▸ **Component data from apps and pages**
[Start of section]

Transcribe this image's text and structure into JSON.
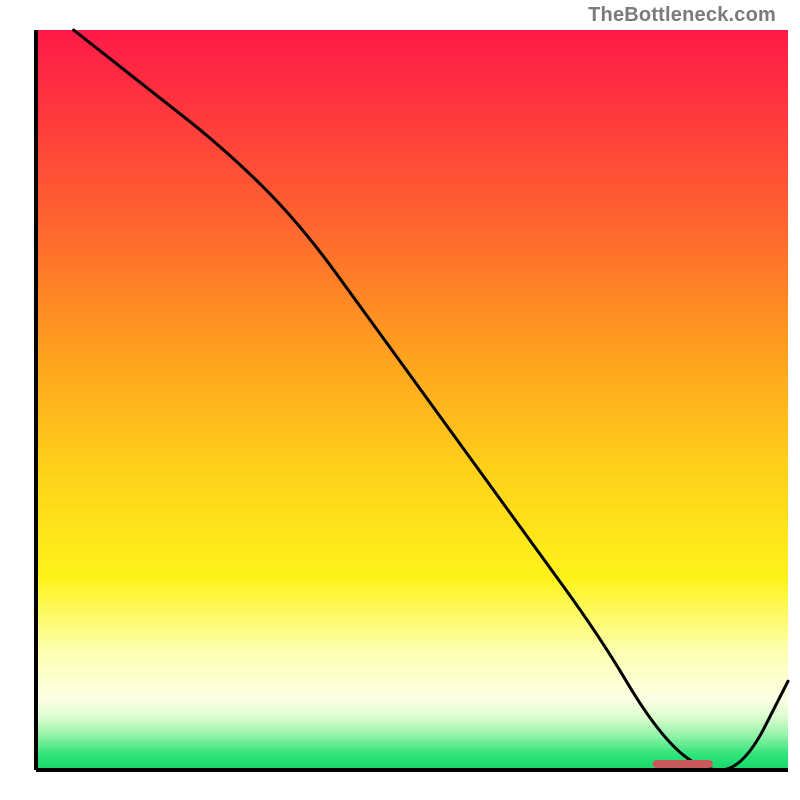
{
  "chart_data": {
    "type": "line",
    "title": "",
    "xlabel": "",
    "ylabel": "",
    "xlim": [
      0,
      100
    ],
    "ylim": [
      0,
      100
    ],
    "series": [
      {
        "name": "curve",
        "x": [
          5,
          15,
          25,
          35,
          45,
          55,
          65,
          75,
          82,
          88,
          94,
          100
        ],
        "values": [
          100,
          92,
          84,
          74,
          60,
          46,
          32,
          18,
          6,
          0,
          0,
          12
        ]
      }
    ],
    "optimum_band": {
      "x_start": 82,
      "x_end": 90,
      "y": 0
    },
    "background_gradient": {
      "stops": [
        {
          "pos": 0.0,
          "color": "#ff1a47"
        },
        {
          "pos": 0.12,
          "color": "#ff3a3d"
        },
        {
          "pos": 0.28,
          "color": "#ff6b2d"
        },
        {
          "pos": 0.44,
          "color": "#ffa21f"
        },
        {
          "pos": 0.6,
          "color": "#ffd21a"
        },
        {
          "pos": 0.74,
          "color": "#fff31a"
        },
        {
          "pos": 0.84,
          "color": "#fdffb0"
        },
        {
          "pos": 0.905,
          "color": "#fdffe6"
        },
        {
          "pos": 0.93,
          "color": "#d8fccc"
        },
        {
          "pos": 0.955,
          "color": "#8cf2a5"
        },
        {
          "pos": 0.978,
          "color": "#31e57a"
        },
        {
          "pos": 1.0,
          "color": "#17d66a"
        }
      ]
    }
  },
  "watermark": "TheBottleneck.com",
  "colors": {
    "axis": "#000000",
    "curve": "#000000",
    "optimum_marker": "#c9575e"
  }
}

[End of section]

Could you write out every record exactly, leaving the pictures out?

Transcribe this image's text and structure into JSON.
{
  "chart_data": {
    "type": "line",
    "title": "",
    "xlabel": "",
    "ylabel": "",
    "xlim": [
      0,
      100
    ],
    "ylim": [
      0,
      100
    ],
    "series": [
      {
        "name": "curve",
        "x": [
          5,
          15,
          25,
          35,
          45,
          55,
          65,
          75,
          82,
          88,
          94,
          100
        ],
        "values": [
          100,
          92,
          84,
          74,
          60,
          46,
          32,
          18,
          6,
          0,
          0,
          12
        ]
      }
    ],
    "optimum_band": {
      "x_start": 82,
      "x_end": 90,
      "y": 0
    },
    "background_gradient": {
      "stops": [
        {
          "pos": 0.0,
          "color": "#ff1a47"
        },
        {
          "pos": 0.12,
          "color": "#ff3a3d"
        },
        {
          "pos": 0.28,
          "color": "#ff6b2d"
        },
        {
          "pos": 0.44,
          "color": "#ffa21f"
        },
        {
          "pos": 0.6,
          "color": "#ffd21a"
        },
        {
          "pos": 0.74,
          "color": "#fff31a"
        },
        {
          "pos": 0.84,
          "color": "#fdffb0"
        },
        {
          "pos": 0.905,
          "color": "#fdffe6"
        },
        {
          "pos": 0.93,
          "color": "#d8fccc"
        },
        {
          "pos": 0.955,
          "color": "#8cf2a5"
        },
        {
          "pos": 0.978,
          "color": "#31e57a"
        },
        {
          "pos": 1.0,
          "color": "#17d66a"
        }
      ]
    }
  },
  "watermark": "TheBottleneck.com",
  "colors": {
    "axis": "#000000",
    "curve": "#000000",
    "optimum_marker": "#c9575e"
  }
}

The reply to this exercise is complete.